Given India’s shift to the right, Hu and Wang are also frankly pessimistic about the prospects of long term peace, let alone strategic cooperation, between China and India. Instead, they foresee the continuation of the ‘no war, no peace’ situation in which patrolling and encounters continue, with periodic escalations that have to be brought under control through negotiations of the type we have seen in the past nine months. Eventually, they hope, a ‘Bottom Red Line’ will emerge that both countries will tacitly agree not to cross.
This unstable equilibrium will not change until there is a profound change in India’s perception of itself. The authors contrast China’s and India’s perception of themselves as follows:
“The Chinese nation feels only a deep sense of shame for its colonial history….. As a result, new China resolutely repudiated the colonial order and cleaned house for a new beginning. On the contrary, the Indians are full of gratitude for the British colonial rule, as it laid the base and framework for the modem national development of India… As a result, (under) Jawaharlal Nehru the first generation of leadership in India, tried to rid itself of British colonial rule on the one hand, while claiming to be the natural successor of the British on the other…..
As one newly-born state is a denier of the colonial order, while the other one is its successor, China and India were doomed to have a serious collision of interests or even military conflict from the very beginning of their independence and since establishing frontier and regional order. As a result, Tibet-related issues and border disputes between China and India continued to intensify until finally they went to war with one another”.
It is possible to agree with Hu and Wang’s conclusion while differing with him over its causes. There is an undeclared gratitude to the British for leaving a united India behind when they left. With 561 princely states, of whom several were openly asking for an ‘independent relationship’ with ‘The Crown’, it would have been fatally easy for Britain to succumb to the temptation. But it did not, and thanks to that, India did not need a Long March, a World War, a bloody revolution and the purge of several million landowning peasants (many of whom had fed and sheltered the Long Marchers), to create its nationhood.
So Indians are proud of achieving in peace what others, including China, achieved through war. Regarding ourselves as Britain’s successor state and not as a ‘new’ state, was therefore an inevitable consequence. But the freezing of that perception in the Himalayas and Aksai Chin is a product of the irresponsible and corrupt democratic politics that followed, in which cadres of every political party have consistently put their narrow self-interest above the interest of the nation they pretend to serve.
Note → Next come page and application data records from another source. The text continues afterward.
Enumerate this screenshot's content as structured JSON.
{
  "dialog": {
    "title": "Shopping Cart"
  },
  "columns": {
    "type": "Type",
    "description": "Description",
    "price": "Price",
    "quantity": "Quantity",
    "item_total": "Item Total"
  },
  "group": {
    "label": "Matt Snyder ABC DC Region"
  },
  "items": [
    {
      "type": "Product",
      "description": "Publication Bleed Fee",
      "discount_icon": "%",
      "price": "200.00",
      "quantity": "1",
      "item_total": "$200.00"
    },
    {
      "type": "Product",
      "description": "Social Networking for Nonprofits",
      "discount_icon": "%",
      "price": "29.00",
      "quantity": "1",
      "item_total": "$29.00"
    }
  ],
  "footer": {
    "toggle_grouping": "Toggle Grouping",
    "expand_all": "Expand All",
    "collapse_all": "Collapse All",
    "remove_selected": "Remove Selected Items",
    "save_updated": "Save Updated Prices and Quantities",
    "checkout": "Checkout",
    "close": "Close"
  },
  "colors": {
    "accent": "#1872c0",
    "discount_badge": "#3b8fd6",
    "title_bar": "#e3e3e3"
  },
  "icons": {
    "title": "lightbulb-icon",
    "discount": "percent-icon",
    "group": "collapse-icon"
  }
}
The BJP is not only no exception but, time and again has taken the lead in fanning latent hyper-nationalism to defeat the national interest, in the masses.
This is the deadly trap that Xi Jinping tried, for his own reasons, to get us out of when he came to India in 2014. His aim was to bury the border dispute beneath an avalanche of Chinese investment in modernising India’s infrastructure, in exchange for strategic cooperation in consolidating global peace. Without which China’s own prosperity and rising economic influence could not long endure.
Prime Minister Modi, then new to foreign policy, casually dismissed Xi’s offer and, barely ten days later, took India unconditionally into the American camp. But in spite of that, and all that has happened since then, the Chinese side seems willing to hold out an olive branch once again. One can only hope that Modi has learned from India’s recent bruising experience and will grasp it this time.